Exclude the pictures from your copy, and reproduce each entry below verbatim.

(WORKING DATA Opens)

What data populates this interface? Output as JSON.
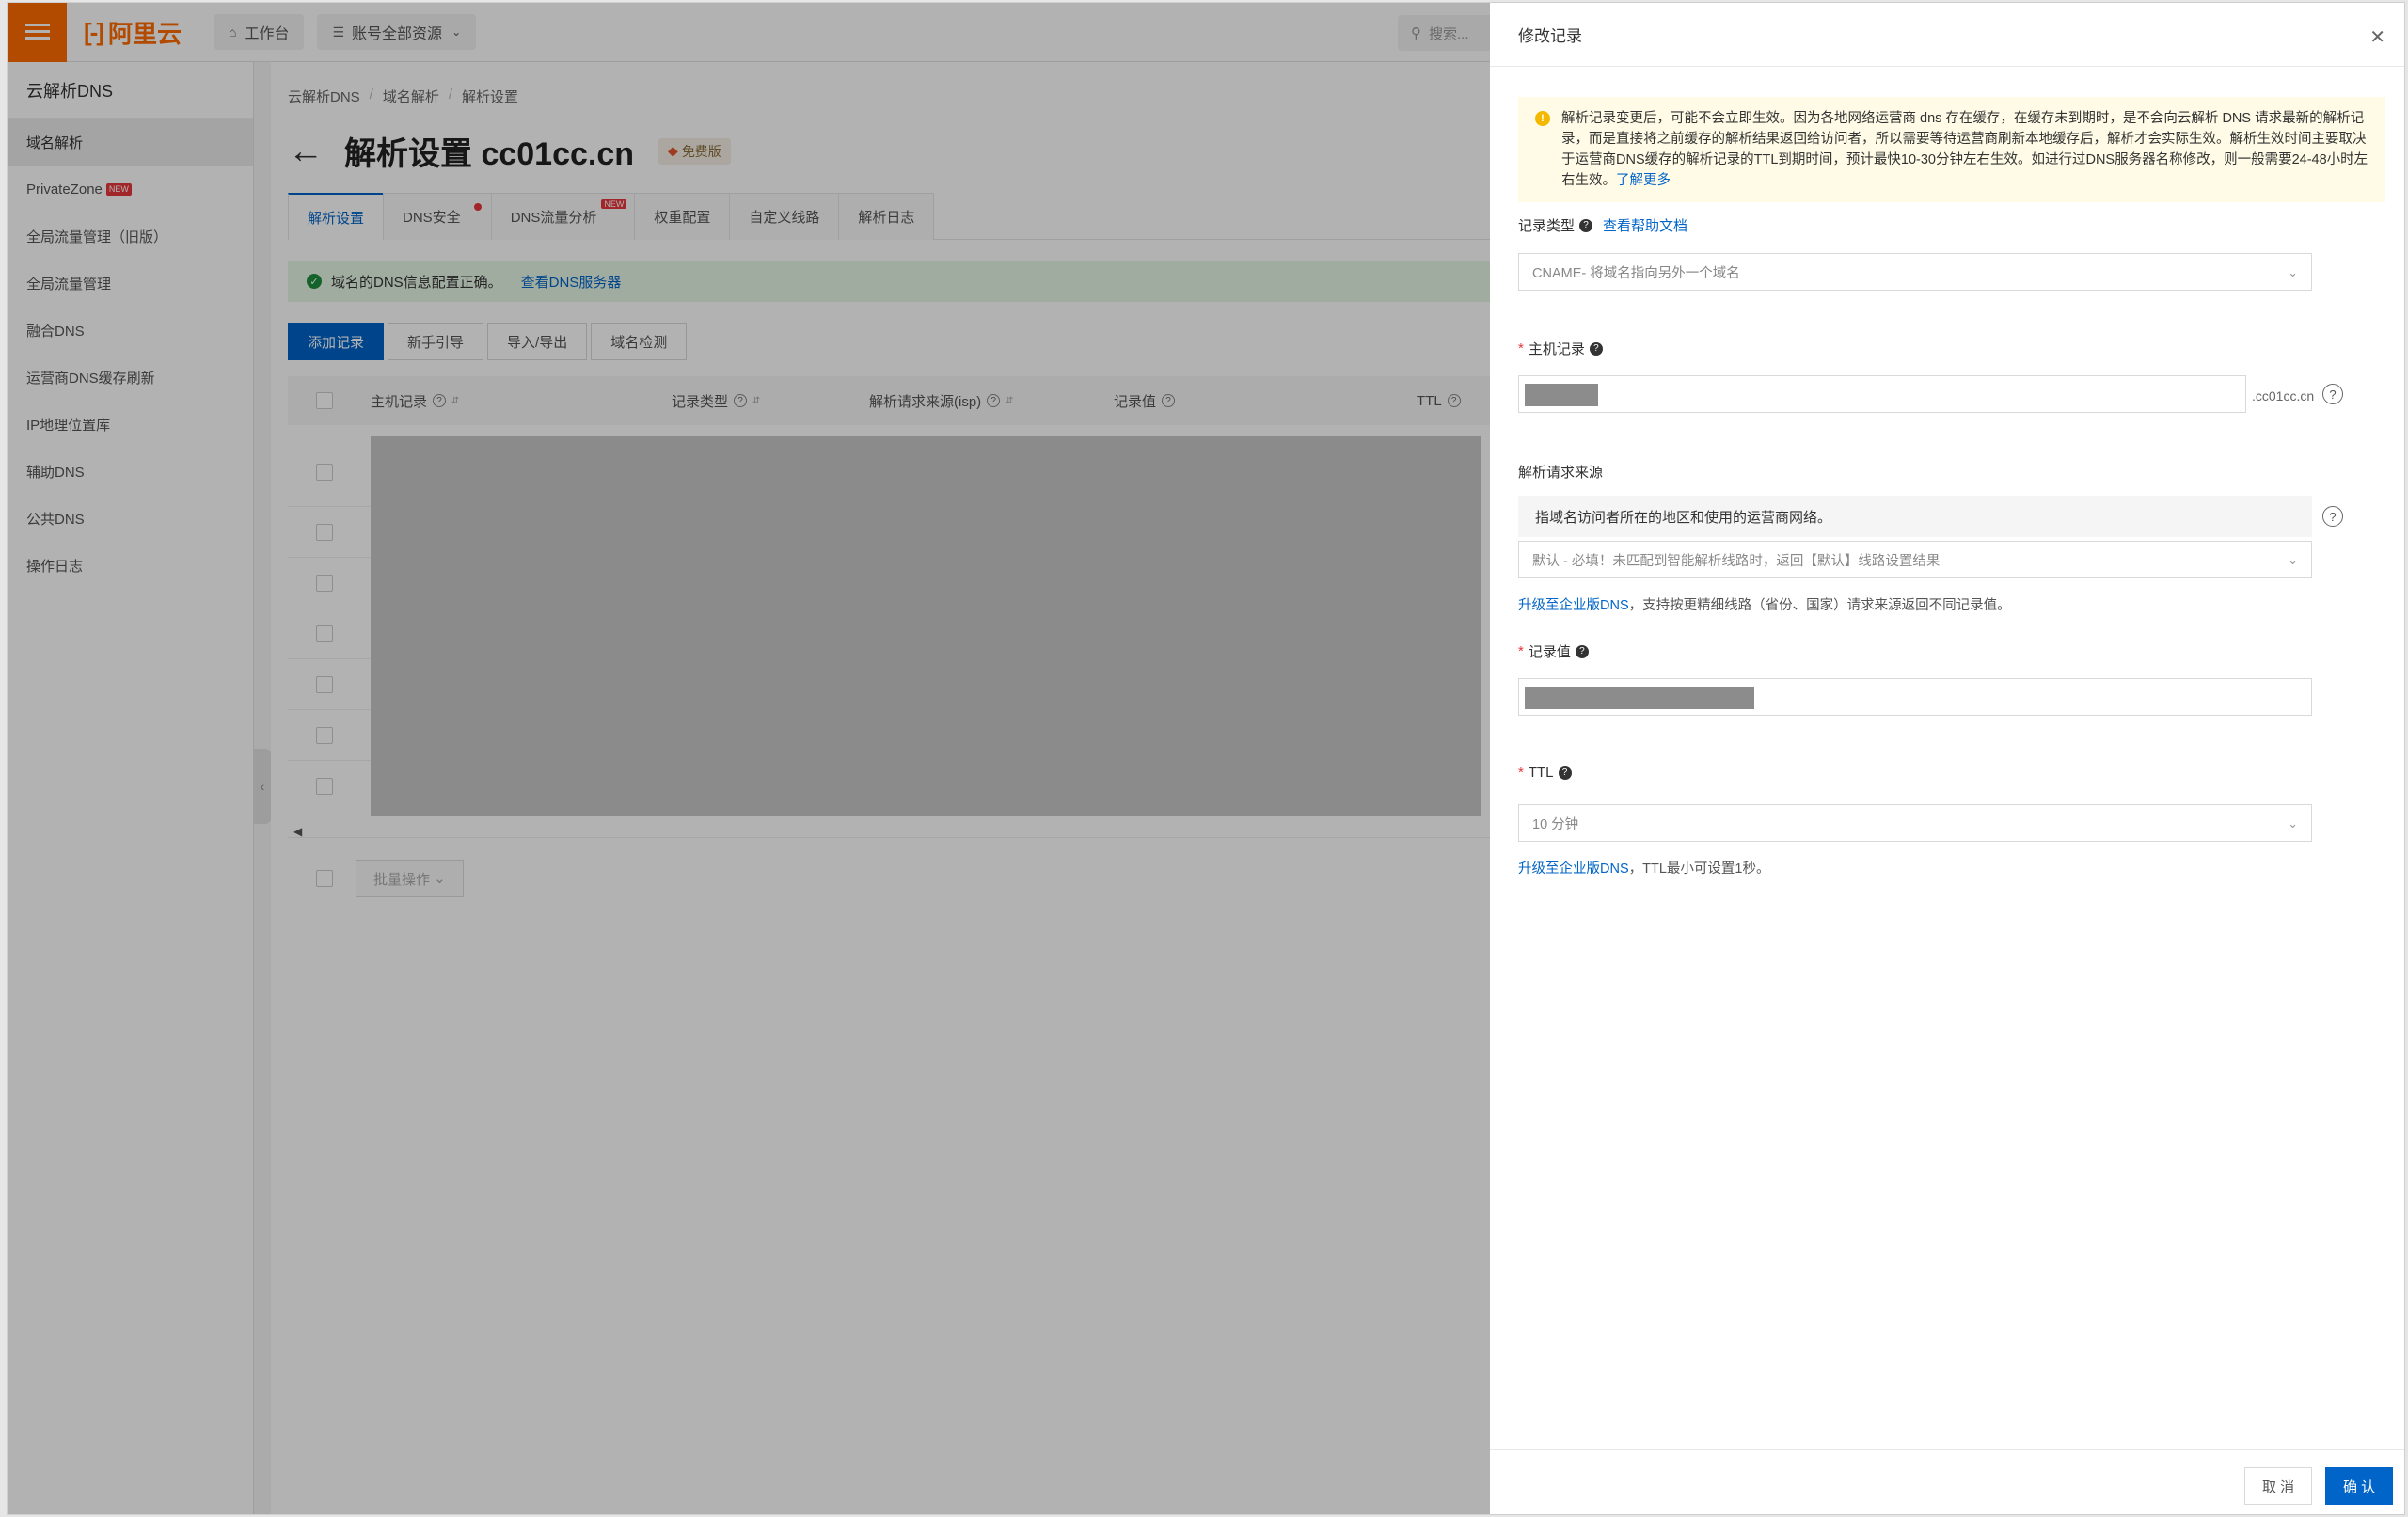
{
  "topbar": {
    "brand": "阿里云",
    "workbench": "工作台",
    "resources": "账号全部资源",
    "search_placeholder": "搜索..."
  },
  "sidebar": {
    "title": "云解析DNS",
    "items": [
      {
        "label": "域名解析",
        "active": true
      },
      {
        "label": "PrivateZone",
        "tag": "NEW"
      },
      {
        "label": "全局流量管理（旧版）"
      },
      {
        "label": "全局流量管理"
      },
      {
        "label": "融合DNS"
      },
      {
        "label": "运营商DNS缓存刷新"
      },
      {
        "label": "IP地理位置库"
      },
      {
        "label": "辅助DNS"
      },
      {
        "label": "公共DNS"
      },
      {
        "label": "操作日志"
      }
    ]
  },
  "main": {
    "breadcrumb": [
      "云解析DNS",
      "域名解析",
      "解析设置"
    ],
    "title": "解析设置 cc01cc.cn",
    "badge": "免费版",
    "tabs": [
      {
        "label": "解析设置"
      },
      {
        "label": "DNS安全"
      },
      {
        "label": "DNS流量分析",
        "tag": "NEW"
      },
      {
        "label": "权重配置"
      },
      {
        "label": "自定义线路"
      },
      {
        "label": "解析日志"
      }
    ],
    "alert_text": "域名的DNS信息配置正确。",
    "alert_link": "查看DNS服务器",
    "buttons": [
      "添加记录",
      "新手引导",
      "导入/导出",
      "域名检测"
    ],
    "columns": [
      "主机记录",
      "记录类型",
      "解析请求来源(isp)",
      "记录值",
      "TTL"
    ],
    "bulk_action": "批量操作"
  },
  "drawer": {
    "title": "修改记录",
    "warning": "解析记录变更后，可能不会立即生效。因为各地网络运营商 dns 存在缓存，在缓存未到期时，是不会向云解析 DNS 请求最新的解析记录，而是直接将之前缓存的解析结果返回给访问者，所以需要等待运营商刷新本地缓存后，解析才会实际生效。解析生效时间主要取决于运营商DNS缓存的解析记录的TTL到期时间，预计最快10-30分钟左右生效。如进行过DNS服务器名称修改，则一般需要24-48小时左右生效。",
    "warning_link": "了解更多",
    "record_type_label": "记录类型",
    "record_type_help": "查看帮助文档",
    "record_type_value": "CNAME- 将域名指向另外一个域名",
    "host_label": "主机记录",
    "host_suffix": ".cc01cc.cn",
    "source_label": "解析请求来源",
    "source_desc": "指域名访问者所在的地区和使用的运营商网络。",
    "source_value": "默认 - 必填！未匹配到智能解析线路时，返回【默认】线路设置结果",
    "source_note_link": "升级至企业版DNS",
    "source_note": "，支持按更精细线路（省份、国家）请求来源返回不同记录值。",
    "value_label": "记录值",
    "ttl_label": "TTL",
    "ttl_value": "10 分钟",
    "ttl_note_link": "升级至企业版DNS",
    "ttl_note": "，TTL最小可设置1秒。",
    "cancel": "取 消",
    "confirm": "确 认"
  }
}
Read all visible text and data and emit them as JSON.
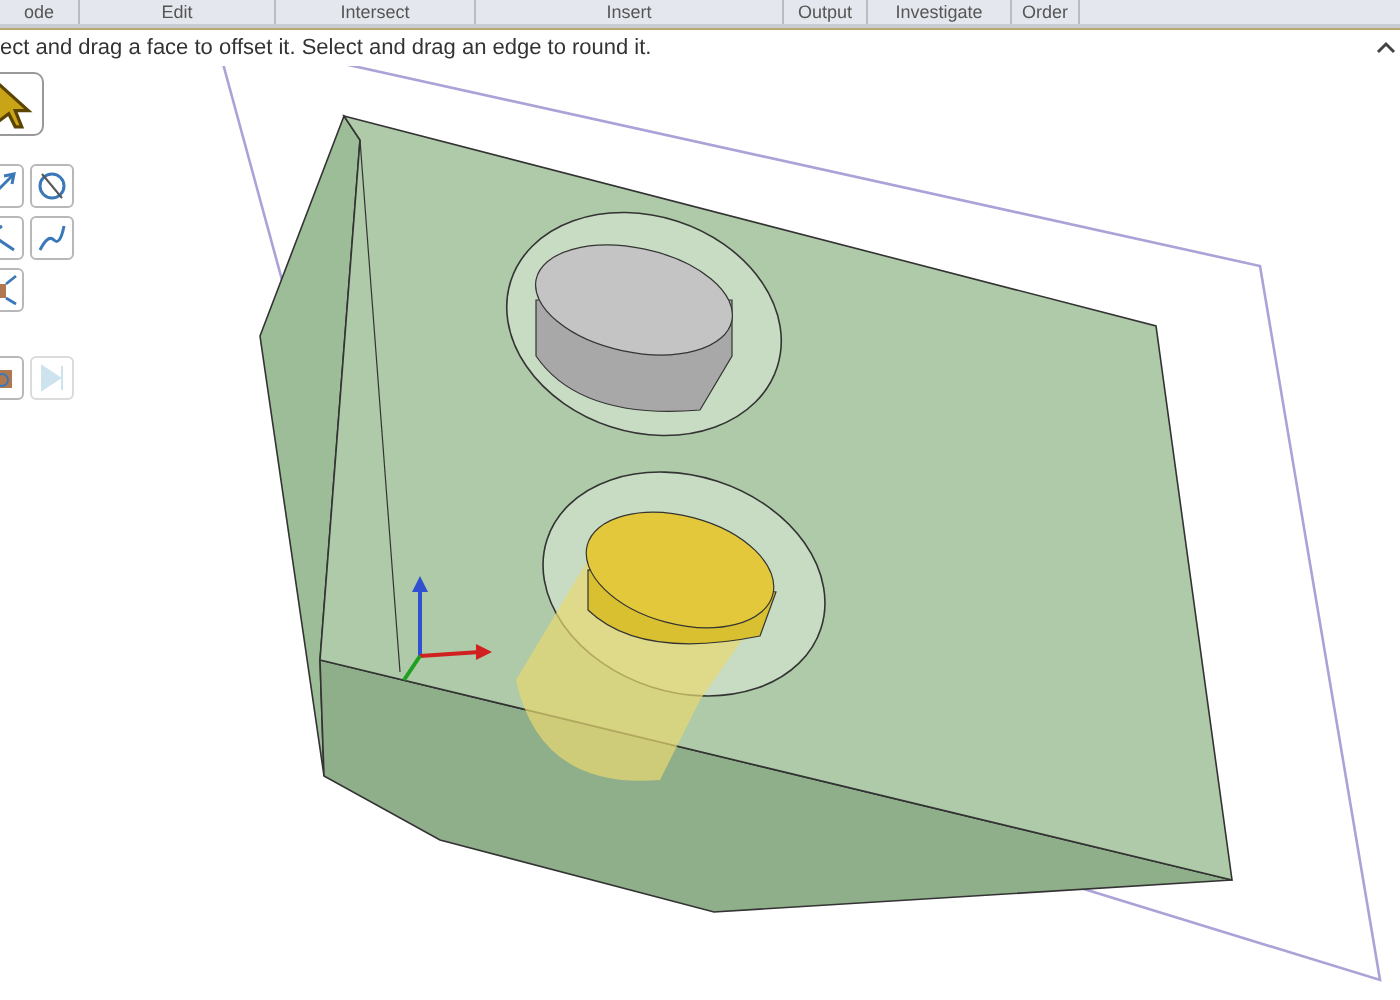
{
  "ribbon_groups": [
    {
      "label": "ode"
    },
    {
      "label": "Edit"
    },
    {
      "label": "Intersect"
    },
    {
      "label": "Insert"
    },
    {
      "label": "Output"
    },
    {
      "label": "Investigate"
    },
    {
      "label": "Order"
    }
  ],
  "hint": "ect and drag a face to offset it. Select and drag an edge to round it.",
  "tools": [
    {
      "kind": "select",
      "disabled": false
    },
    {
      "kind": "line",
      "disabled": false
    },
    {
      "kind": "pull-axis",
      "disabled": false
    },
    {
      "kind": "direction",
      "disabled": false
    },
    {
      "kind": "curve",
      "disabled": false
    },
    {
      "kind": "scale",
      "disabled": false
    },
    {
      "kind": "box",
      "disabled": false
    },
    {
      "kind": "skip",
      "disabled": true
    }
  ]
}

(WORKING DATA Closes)

**ANSWER BOX:**
What data populates this interface? Output as JSON.
{
  "topbar": {
    "brand": "阿里云",
    "workbench": "工作台",
    "resources": "账号全部资源",
    "search_placeholder": "搜索..."
  },
  "sidebar": {
    "title": "云解析DNS",
    "items": [
      {
        "label": "域名解析",
        "active": true
      },
      {
        "label": "PrivateZone",
        "tag": "NEW"
      },
      {
        "label": "全局流量管理（旧版）"
      },
      {
        "label": "全局流量管理"
      },
      {
        "label": "融合DNS"
      },
      {
        "label": "运营商DNS缓存刷新"
      },
      {
        "label": "IP地理位置库"
      },
      {
        "label": "辅助DNS"
      },
      {
        "label": "公共DNS"
      },
      {
        "label": "操作日志"
      }
    ]
  },
  "main": {
    "breadcrumb": [
      "云解析DNS",
      "域名解析",
      "解析设置"
    ],
    "title": "解析设置 cc01cc.cn",
    "badge": "免费版",
    "tabs": [
      {
        "label": "解析设置"
      },
      {
        "label": "DNS安全"
      },
      {
        "label": "DNS流量分析",
        "tag": "NEW"
      },
      {
        "label": "权重配置"
      },
      {
        "label": "自定义线路"
      },
      {
        "label": "解析日志"
      }
    ],
    "alert_text": "域名的DNS信息配置正确。",
    "alert_link": "查看DNS服务器",
    "buttons": [
      "添加记录",
      "新手引导",
      "导入/导出",
      "域名检测"
    ],
    "columns": [
      "主机记录",
      "记录类型",
      "解析请求来源(isp)",
      "记录值",
      "TTL"
    ],
    "bulk_action": "批量操作"
  },
  "drawer": {
    "title": "修改记录",
    "warning": "解析记录变更后，可能不会立即生效。因为各地网络运营商 dns 存在缓存，在缓存未到期时，是不会向云解析 DNS 请求最新的解析记录，而是直接将之前缓存的解析结果返回给访问者，所以需要等待运营商刷新本地缓存后，解析才会实际生效。解析生效时间主要取决于运营商DNS缓存的解析记录的TTL到期时间，预计最快10-30分钟左右生效。如进行过DNS服务器名称修改，则一般需要24-48小时左右生效。",
    "warning_link": "了解更多",
    "record_type_label": "记录类型",
    "record_type_help": "查看帮助文档",
    "record_type_value": "CNAME- 将域名指向另外一个域名",
    "host_label": "主机记录",
    "host_suffix": ".cc01cc.cn",
    "source_label": "解析请求来源",
    "source_desc": "指域名访问者所在的地区和使用的运营商网络。",
    "source_value": "默认 - 必填！未匹配到智能解析线路时，返回【默认】线路设置结果",
    "source_note_link": "升级至企业版DNS",
    "source_note": "，支持按更精细线路（省份、国家）请求来源返回不同记录值。",
    "value_label": "记录值",
    "ttl_label": "TTL",
    "ttl_value": "10 分钟",
    "ttl_note_link": "升级至企业版DNS",
    "ttl_note": "，TTL最小可设置1秒。",
    "cancel": "取 消",
    "confirm": "确 认"
  }
}
Read all visible text and data and emit them as JSON.
{
  "ribbon_groups": [
    {
      "label": "ode"
    },
    {
      "label": "Edit"
    },
    {
      "label": "Intersect"
    },
    {
      "label": "Insert"
    },
    {
      "label": "Output"
    },
    {
      "label": "Investigate"
    },
    {
      "label": "Order"
    }
  ],
  "hint": "ect and drag a face to offset it. Select and drag an edge to round it.",
  "tools": [
    {
      "kind": "select",
      "disabled": false
    },
    {
      "kind": "line",
      "disabled": false
    },
    {
      "kind": "pull-axis",
      "disabled": false
    },
    {
      "kind": "direction",
      "disabled": false
    },
    {
      "kind": "curve",
      "disabled": false
    },
    {
      "kind": "scale",
      "disabled": false
    },
    {
      "kind": "box",
      "disabled": false
    },
    {
      "kind": "skip",
      "disabled": true
    }
  ]
}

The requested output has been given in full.